There are two very different films running simultaneously in “African Cats,” the latest offering in the DisneyNature series of zoology documentaries. The first film is a throwback to the old-fashioned Disney nature films that present the animal kingdom in blatantly anthropomorphic parameters – complete with cutesy names for the creatures and simplified storylines that seem to have put together in the editing process.
The second film, however, is something very different: one of the most gorgeously filmed non-fiction films ever put on camera. Directors Alastair Fothergill and Keith Scholey, along with cinematographers Sophie Darlington and Simon Kerry, have produced a stunning visual record of the wildlife within Kenya’s Masai Mara National Reserve. The depth and scope of cinematography is peerless – the majestic four-legged and feathered denizens of the reserve are captured in crisp, sharp detail that highlights their physical beauty and emotional power. In the animal kingdom’s kill-or-be-killed world, the predators and prey are framed with a clarity and precision that would serve as an invaluable lesson to any aspiring cinematographer.

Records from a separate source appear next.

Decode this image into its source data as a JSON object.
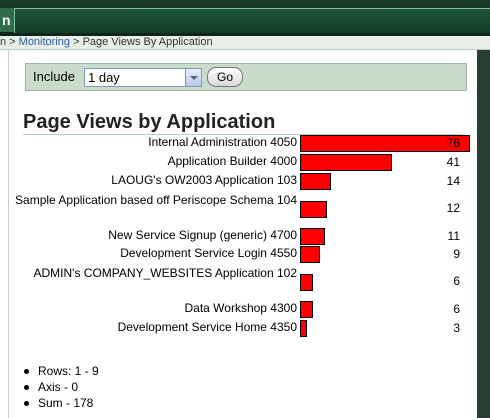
{
  "tab": {
    "label": "n"
  },
  "breadcrumb": {
    "prefix": "n > ",
    "monitoring": "Monitoring",
    "separator": " > ",
    "current": "Page Views By Application"
  },
  "filter": {
    "label": "Include",
    "selected": "1 day",
    "go_label": "Go"
  },
  "page_title": "Page Views by Application",
  "chart_data": {
    "type": "bar",
    "orientation": "horizontal",
    "categories": [
      "Internal Administration 4050",
      "Application Builder 4000",
      "LAOUG's OW2003 Application 103",
      "Sample Application based off Periscope Schema 104",
      "New Service Signup (generic) 4700",
      "Development Service Login 4550",
      "ADMIN's COMPANY_WEBSITES Application 102",
      "Data Workshop 4300",
      "Development Service Home 4350"
    ],
    "values": [
      76,
      41,
      14,
      12,
      11,
      9,
      6,
      6,
      3
    ],
    "bar_color": "#ff0000"
  },
  "stats": [
    "Rows: 1 - 9",
    "Axis - 0",
    "Sum - 178"
  ]
}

The eponymous felines of the film are two distinctive families: a pride of lions led by a somewhat mangy male referred to in the narration as Fang (due to a loose tooth dangling over his lower lip), and a single mother cheetah identified as Sita, who has to watch over her five cubs. In the course of the film, tragedy strikes both families – the elder lioness Layla is physically battered from years of hunting and her cub Mara finds her place in the pride at risk, while Sita loses two cubs to a pack of hyenas. There is also another lion pride that is eager to take over Fang’s leadership and lionesses.
“African Cats” is burdened by a narration that puts a little too much humanity into its animal subjects – most egregiously when Mara supposedly views Fang as “the best dad ever.” Samuel L. Jackson gamely tries to offer a light humor in the narration, but the jokey element often seems out of place.
But, ultimately, the silly talk does not matter when the pictorial splendor of “African Cats” dominates the screen. There are a number of wonderful surprises to behold, particularly a number of tracking shots of the cheetahs stalking their prey and a startling standoff between the lions and the crocodiles that rule a waterway.
The film’s G-rating might sanitize the more unpleasant aspects of the subject – the cats’ successful capture of their prey is not shown in any gory detail – but it helps to make the film appropriate for younger viewers. Indeed, “African Cats” is an ideal vehicle for introducing children to the complexity and glory of zoology – and if adults don’t mind the narration, they will also discover a visual masterwork of nature-oriented cinema.